### EXERCISE INSTRUCTIONS:
Here is a listing; restate all of it exactly.

### MATERIALS PROVIDED:
------

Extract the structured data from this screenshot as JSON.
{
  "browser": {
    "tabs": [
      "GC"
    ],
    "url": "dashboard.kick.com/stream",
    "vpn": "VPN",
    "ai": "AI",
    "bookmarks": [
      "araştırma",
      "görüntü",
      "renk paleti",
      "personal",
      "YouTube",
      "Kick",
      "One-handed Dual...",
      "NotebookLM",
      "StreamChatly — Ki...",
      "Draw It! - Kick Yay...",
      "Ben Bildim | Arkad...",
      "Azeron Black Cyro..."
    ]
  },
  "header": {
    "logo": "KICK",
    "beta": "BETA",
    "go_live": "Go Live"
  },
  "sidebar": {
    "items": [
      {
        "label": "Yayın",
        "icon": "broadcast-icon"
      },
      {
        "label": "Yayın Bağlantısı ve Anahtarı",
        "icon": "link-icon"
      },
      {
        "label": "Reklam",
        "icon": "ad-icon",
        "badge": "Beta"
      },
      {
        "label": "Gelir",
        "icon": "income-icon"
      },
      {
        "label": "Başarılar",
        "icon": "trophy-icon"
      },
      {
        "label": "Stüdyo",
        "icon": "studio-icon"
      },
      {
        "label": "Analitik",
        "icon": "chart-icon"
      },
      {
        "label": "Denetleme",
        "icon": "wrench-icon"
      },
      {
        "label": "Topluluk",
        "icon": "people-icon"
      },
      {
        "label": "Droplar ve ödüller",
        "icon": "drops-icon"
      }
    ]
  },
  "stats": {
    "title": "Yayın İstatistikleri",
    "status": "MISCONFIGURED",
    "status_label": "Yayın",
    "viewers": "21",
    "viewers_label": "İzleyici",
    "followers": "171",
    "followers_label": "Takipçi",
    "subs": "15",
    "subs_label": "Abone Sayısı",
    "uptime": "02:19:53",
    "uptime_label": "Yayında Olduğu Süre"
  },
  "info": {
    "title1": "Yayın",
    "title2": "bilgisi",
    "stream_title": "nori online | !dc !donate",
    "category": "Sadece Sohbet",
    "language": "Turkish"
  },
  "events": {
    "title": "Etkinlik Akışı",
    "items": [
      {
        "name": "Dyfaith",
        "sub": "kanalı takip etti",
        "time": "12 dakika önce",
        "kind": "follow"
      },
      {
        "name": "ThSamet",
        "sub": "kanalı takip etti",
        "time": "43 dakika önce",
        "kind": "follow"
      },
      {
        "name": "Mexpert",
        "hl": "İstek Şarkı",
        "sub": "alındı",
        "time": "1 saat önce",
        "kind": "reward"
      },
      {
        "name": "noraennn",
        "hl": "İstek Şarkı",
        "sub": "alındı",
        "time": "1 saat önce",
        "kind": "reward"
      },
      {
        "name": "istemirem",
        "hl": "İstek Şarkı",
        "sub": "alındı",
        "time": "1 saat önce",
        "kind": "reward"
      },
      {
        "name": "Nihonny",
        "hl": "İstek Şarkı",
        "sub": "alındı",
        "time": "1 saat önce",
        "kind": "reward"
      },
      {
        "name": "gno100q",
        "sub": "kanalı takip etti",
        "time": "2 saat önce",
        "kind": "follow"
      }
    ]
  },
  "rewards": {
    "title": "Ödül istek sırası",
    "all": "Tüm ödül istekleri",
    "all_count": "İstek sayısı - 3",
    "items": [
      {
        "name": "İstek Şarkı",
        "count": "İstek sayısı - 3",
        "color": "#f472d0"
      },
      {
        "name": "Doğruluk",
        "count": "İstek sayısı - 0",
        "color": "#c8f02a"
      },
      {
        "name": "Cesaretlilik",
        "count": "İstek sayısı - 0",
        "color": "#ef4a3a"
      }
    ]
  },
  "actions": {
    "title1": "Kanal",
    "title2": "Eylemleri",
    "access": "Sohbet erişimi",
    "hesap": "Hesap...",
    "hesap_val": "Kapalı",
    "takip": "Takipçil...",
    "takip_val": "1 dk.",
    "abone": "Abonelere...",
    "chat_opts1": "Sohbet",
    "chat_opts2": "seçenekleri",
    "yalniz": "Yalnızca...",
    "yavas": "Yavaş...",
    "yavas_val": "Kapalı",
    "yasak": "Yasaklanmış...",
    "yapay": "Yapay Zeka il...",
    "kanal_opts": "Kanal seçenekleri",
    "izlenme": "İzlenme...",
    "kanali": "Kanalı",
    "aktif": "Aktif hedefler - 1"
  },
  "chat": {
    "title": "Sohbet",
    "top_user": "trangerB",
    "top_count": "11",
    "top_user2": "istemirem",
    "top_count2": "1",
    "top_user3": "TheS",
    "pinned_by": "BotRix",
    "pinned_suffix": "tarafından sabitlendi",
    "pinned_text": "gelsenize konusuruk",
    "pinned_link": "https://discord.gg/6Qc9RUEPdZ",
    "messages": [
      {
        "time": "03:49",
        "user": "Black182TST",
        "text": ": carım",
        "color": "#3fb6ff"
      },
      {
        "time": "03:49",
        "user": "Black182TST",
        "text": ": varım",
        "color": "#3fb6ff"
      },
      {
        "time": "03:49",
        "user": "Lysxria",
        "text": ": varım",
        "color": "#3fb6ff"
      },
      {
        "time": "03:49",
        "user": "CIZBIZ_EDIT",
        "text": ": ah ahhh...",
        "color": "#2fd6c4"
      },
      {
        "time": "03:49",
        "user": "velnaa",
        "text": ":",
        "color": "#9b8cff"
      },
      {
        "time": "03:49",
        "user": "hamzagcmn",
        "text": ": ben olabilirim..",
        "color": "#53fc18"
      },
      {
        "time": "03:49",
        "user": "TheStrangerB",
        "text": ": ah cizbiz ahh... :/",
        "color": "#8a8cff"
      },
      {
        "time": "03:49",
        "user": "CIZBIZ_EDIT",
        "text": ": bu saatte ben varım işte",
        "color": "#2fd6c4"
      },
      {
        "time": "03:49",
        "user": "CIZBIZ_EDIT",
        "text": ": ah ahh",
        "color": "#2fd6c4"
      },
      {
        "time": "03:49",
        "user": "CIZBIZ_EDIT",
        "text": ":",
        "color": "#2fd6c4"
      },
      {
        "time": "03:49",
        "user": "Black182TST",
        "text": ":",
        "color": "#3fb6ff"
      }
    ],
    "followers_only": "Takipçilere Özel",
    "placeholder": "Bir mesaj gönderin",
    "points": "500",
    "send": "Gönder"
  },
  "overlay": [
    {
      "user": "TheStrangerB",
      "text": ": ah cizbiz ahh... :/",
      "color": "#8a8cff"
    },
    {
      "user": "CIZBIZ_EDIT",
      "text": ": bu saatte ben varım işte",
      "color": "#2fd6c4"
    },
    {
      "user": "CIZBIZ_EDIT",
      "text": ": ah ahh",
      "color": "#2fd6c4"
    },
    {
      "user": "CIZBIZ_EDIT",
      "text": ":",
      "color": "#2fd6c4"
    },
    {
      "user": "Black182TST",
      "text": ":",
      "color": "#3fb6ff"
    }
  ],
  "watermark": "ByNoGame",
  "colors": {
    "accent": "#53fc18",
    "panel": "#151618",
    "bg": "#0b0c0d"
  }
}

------

### COMPLETED TASK:
Extract the structured data from this screenshot as JSON.
{
  "browser": {
    "tabs": [
      "GC"
    ],
    "url": "dashboard.kick.com/stream",
    "vpn": "VPN",
    "ai": "AI",
    "bookmarks": [
      "araştırma",
      "görüntü",
      "renk paleti",
      "personal",
      "YouTube",
      "Kick",
      "One-handed Dual...",
      "NotebookLM",
      "StreamChatly — Ki...",
      "Draw It! - Kick Yay...",
      "Ben Bildim | Arkad...",
      "Azeron Black Cyro..."
    ]
  },
  "header": {
    "logo": "KICK",
    "beta": "BETA",
    "go_live": "Go Live"
  },
  "sidebar": {
    "items": [
      {
        "label": "Yayın",
        "icon": "broadcast-icon"
      },
      {
        "label": "Yayın Bağlantısı ve Anahtarı",
        "icon": "link-icon"
      },
      {
        "label": "Reklam",
        "icon": "ad-icon",
        "badge": "Beta"
      },
      {
        "label": "Gelir",
        "icon": "income-icon"
      },
      {
        "label": "Başarılar",
        "icon": "trophy-icon"
      },
      {
        "label": "Stüdyo",
        "icon": "studio-icon"
      },
      {
        "label": "Analitik",
        "icon": "chart-icon"
      },
      {
        "label": "Denetleme",
        "icon": "wrench-icon"
      },
      {
        "label": "Topluluk",
        "icon": "people-icon"
      },
      {
        "label": "Droplar ve ödüller",
        "icon": "drops-icon"
      }
    ]
  },
  "stats": {
    "title": "Yayın İstatistikleri",
    "status": "MISCONFIGURED",
    "status_label": "Yayın",
    "viewers": "21",
    "viewers_label": "İzleyici",
    "followers": "171",
    "followers_label": "Takipçi",
    "subs": "15",
    "subs_label": "Abone Sayısı",
    "uptime": "02:19:53",
    "uptime_label": "Yayında Olduğu Süre"
  },
  "info": {
    "title1": "Yayın",
    "title2": "bilgisi",
    "stream_title": "nori online | !dc !donate",
    "category": "Sadece Sohbet",
    "language": "Turkish"
  },
  "events": {
    "title": "Etkinlik Akışı",
    "items": [
      {
        "name": "Dyfaith",
        "sub": "kanalı takip etti",
        "time": "12 dakika önce",
        "kind": "follow"
      },
      {
        "name": "ThSamet",
        "sub": "kanalı takip etti",
        "time": "43 dakika önce",
        "kind": "follow"
      },
      {
        "name": "Mexpert",
        "hl": "İstek Şarkı",
        "sub": "alındı",
        "time": "1 saat önce",
        "kind": "reward"
      },
      {
        "name": "noraennn",
        "hl": "İstek Şarkı",
        "sub": "alındı",
        "time": "1 saat önce",
        "kind": "reward"
      },
      {
        "name": "istemirem",
        "hl": "İstek Şarkı",
        "sub": "alındı",
        "time": "1 saat önce",
        "kind": "reward"
      },
      {
        "name": "Nihonny",
        "hl": "İstek Şarkı",
        "sub": "alındı",
        "time": "1 saat önce",
        "kind": "reward"
      },
      {
        "name": "gno100q",
        "sub": "kanalı takip etti",
        "time": "2 saat önce",
        "kind": "follow"
      }
    ]
  },
  "rewards": {
    "title": "Ödül istek sırası",
    "all": "Tüm ödül istekleri",
    "all_count": "İstek sayısı - 3",
    "items": [
      {
        "name": "İstek Şarkı",
        "count": "İstek sayısı - 3",
        "color": "#f472d0"
      },
      {
        "name": "Doğruluk",
        "count": "İstek sayısı - 0",
        "color": "#c8f02a"
      },
      {
        "name": "Cesaretlilik",
        "count": "İstek sayısı - 0",
        "color": "#ef4a3a"
      }
    ]
  },
  "actions": {
    "title1": "Kanal",
    "title2": "Eylemleri",
    "access": "Sohbet erişimi",
    "hesap": "Hesap...",
    "hesap_val": "Kapalı",
    "takip": "Takipçil...",
    "takip_val": "1 dk.",
    "abone": "Abonelere...",
    "chat_opts1": "Sohbet",
    "chat_opts2": "seçenekleri",
    "yalniz": "Yalnızca...",
    "yavas": "Yavaş...",
    "yavas_val": "Kapalı",
    "yasak": "Yasaklanmış...",
    "yapay": "Yapay Zeka il...",
    "kanal_opts": "Kanal seçenekleri",
    "izlenme": "İzlenme...",
    "kanali": "Kanalı",
    "aktif": "Aktif hedefler - 1"
  },
  "chat": {
    "title": "Sohbet",
    "top_user": "trangerB",
    "top_count": "11",
    "top_user2": "istemirem",
    "top_count2": "1",
    "top_user3": "TheS",
    "pinned_by": "BotRix",
    "pinned_suffix": "tarafından sabitlendi",
    "pinned_text": "gelsenize konusuruk",
    "pinned_link": "https://discord.gg/6Qc9RUEPdZ",
    "messages": [
      {
        "time": "03:49",
        "user": "Black182TST",
        "text": ": carım",
        "color": "#3fb6ff"
      },
      {
        "time": "03:49",
        "user": "Black182TST",
        "text": ": varım",
        "color": "#3fb6ff"
      },
      {
        "time": "03:49",
        "user": "Lysxria",
        "text": ": varım",
        "color": "#3fb6ff"
      },
      {
        "time": "03:49",
        "user": "CIZBIZ_EDIT",
        "text": ": ah ahhh...",
        "color": "#2fd6c4"
      },
      {
        "time": "03:49",
        "user": "velnaa",
        "text": ":",
        "color": "#9b8cff"
      },
      {
        "time": "03:49",
        "user": "hamzagcmn",
        "text": ": ben olabilirim..",
        "color": "#53fc18"
      },
      {
        "time": "03:49",
        "user": "TheStrangerB",
        "text": ": ah cizbiz ahh... :/",
        "color": "#8a8cff"
      },
      {
        "time": "03:49",
        "user": "CIZBIZ_EDIT",
        "text": ": bu saatte ben varım işte",
        "color": "#2fd6c4"
      },
      {
        "time": "03:49",
        "user": "CIZBIZ_EDIT",
        "text": ": ah ahh",
        "color": "#2fd6c4"
      },
      {
        "time": "03:49",
        "user": "CIZBIZ_EDIT",
        "text": ":",
        "color": "#2fd6c4"
      },
      {
        "time": "03:49",
        "user": "Black182TST",
        "text": ":",
        "color": "#3fb6ff"
      }
    ],
    "followers_only": "Takipçilere Özel",
    "placeholder": "Bir mesaj gönderin",
    "points": "500",
    "send": "Gönder"
  },
  "overlay": [
    {
      "user": "TheStrangerB",
      "text": ": ah cizbiz ahh... :/",
      "color": "#8a8cff"
    },
    {
      "user": "CIZBIZ_EDIT",
      "text": ": bu saatte ben varım işte",
      "color": "#2fd6c4"
    },
    {
      "user": "CIZBIZ_EDIT",
      "text": ": ah ahh",
      "color": "#2fd6c4"
    },
    {
      "user": "CIZBIZ_EDIT",
      "text": ":",
      "color": "#2fd6c4"
    },
    {
      "user": "Black182TST",
      "text": ":",
      "color": "#3fb6ff"
    }
  ],
  "watermark": "ByNoGame",
  "colors": {
    "accent": "#53fc18",
    "panel": "#151618",
    "bg": "#0b0c0d"
  }
}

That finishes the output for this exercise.